Atom v Visual Studio Code - The Unexpected Consequence Of Consolidation   Thursday 14 June

OK, so you got upset about Microsoft taking over GitHub, but after a lot of reassurance you can see that commercial interests mean that Microsoft isn't going to trash GitHub - well not at first. But what about Atom? Can MS really afford to have two products in the same area? 

Why Article 13 Must Be Stopped   Thursday 14 June

With only days to go before a crucial vote on EU copyright legislation could have a drastic impact on the internet and, as many others have pointed out, spell the end for memes, Internet luminaries have spoken out and expressed their concern about Article 13.


Professional Programmer

Cloud Computing Books Pick Of The Bunch   Monday 18 June

In almost a decade I Programmer's book reviewers have read and commented on over 1500 programming titles. That's only a fraction of the programming books published, but we try to cover the important ones. In Programmer's Bookshelf we recommend the books you might find helpful at different stages in your personal development.


Babbage's Bag

What Is Computable?   Thursday 14 June

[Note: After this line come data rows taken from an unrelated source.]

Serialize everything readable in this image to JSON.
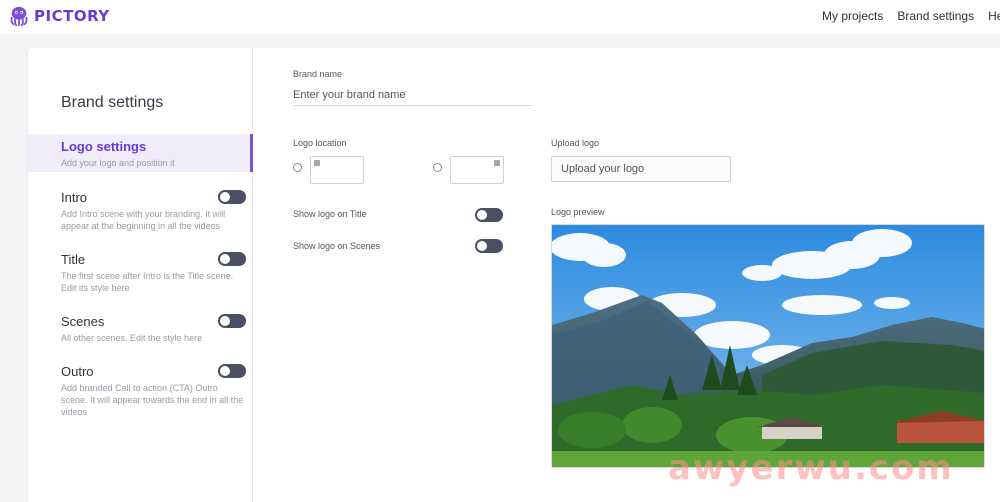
{
  "header": {
    "brand": "PICTORY",
    "nav": [
      {
        "label": "My projects"
      },
      {
        "label": "Brand settings"
      },
      {
        "label": "Help"
      }
    ]
  },
  "sidebar": {
    "title": "Brand settings",
    "items": [
      {
        "label": "Logo settings",
        "desc": "Add your logo and position it",
        "active": true
      },
      {
        "label": "Intro",
        "desc": "Add Intro scene with your branding. It will appear at the beginning in all the videos"
      },
      {
        "label": "Title",
        "desc": "The first scene after Intro is the Title scene. Edit its style here"
      },
      {
        "label": "Scenes",
        "desc": "All other scenes. Edit the style here"
      },
      {
        "label": "Outro",
        "desc": "Add branded Call to action (CTA) Outro scene. It will appear towards the end in all the videos"
      }
    ]
  },
  "form": {
    "brand_name_label": "Brand name",
    "brand_name_placeholder": "Enter your brand name",
    "logo_location_label": "Logo location",
    "upload_logo_label": "Upload logo",
    "upload_logo_placeholder": "Upload your logo",
    "show_on_title_label": "Show logo on Title",
    "show_on_scenes_label": "Show logo on Scenes",
    "logo_preview_label": "Logo preview"
  },
  "colors": {
    "brand_purple": "#6b3bd1",
    "toggle_off": "#4a4f63",
    "active_bg": "#f0ecf9"
  },
  "watermark": "awyerwu.com"
}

Performing a computation sounds like a simple enough task and it is easy to suppose that everything is computable. In fact there are a range of different types of non-computability that we need to consider. In this article we try to answer the question of what is computable and what is not. This is probably the fundamental question of computer science.





To receive this digest automatically by email, sign up for our weekly newsletter

Follow us on Twitter, Facebook, Google+, and LinkedIn. You can also subscribe to our RSS Feeds - we have one for Full Contents, another for  News and also one for Books with details of reviews and additions to Book Watch


<ASIN: B072SSBM86>


<ASIN: B07C3G56JL>





Last Updated ( Saturday, 23 June 2018 )